The winning image from this year’s Reflections of Research, an annual competition run by the British Heart Foundation, was taken in the IMS-MRL imaging core on a Perkin Elmer Opera Phenix High Content Screening System (confocal microscope).
‘A Sea of Cells’ is a close-up of smooth muscle cells that surround blood vessels in mice. The cells, which are partly responsible for the control of blood flow by narrowing or widening blood vessels, are marked with differently coloured fluorescent proteins. Tracking the ebb and flow of different proteins in the cells over time can tell scientists about their origins and ability to divide, and help them to understand how the smooth muscle in blood vessels grows.
The colourful entry, submitted by Cambridge University and BHF PhD student Iona Cuthbertson, resembles a van Gough painting.

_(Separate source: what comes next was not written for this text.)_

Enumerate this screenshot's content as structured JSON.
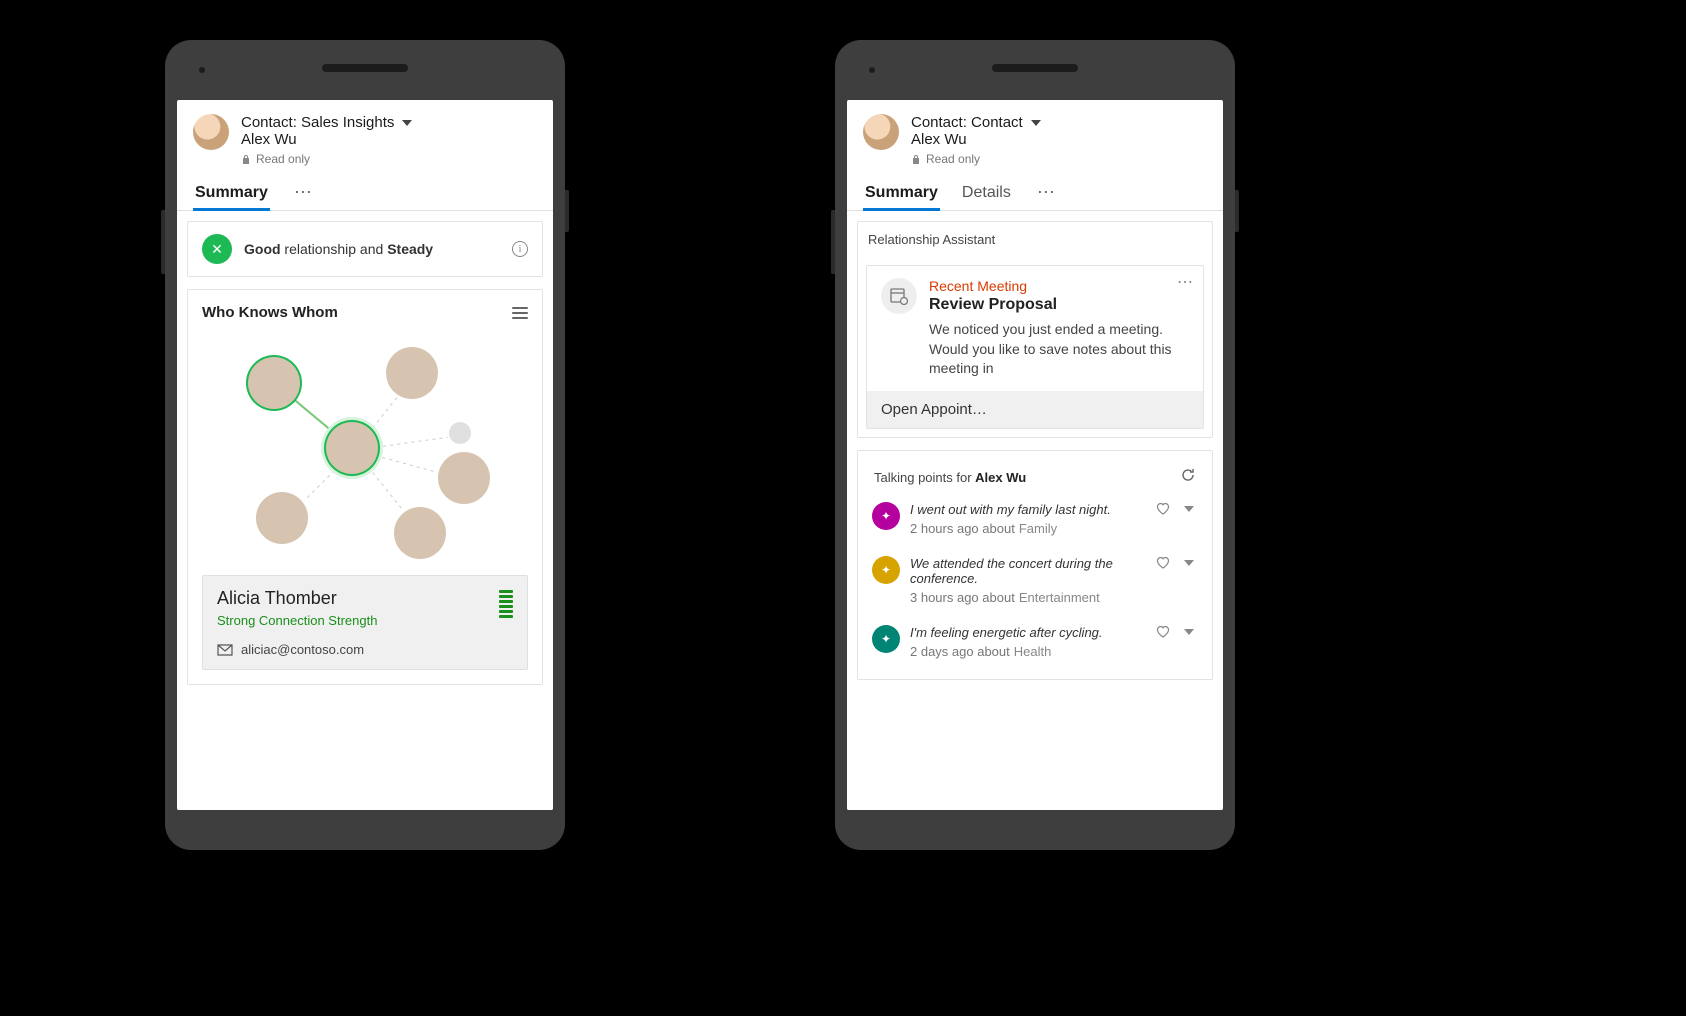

Iona is exploring the ways in which rare types of smooth muscle cells in the walls of arteries rapidly grow after injury and what the rapid growth means in relation to conditions such as atherosclerosis – a condition associated with increased stroke and heart attack risk.
Guest judge and Head of Programming at Science Gallery London, King’s College London, John O’Shea, said:
“The winning image succeeds in portraying a turbulent drama happening at a cellular scale.”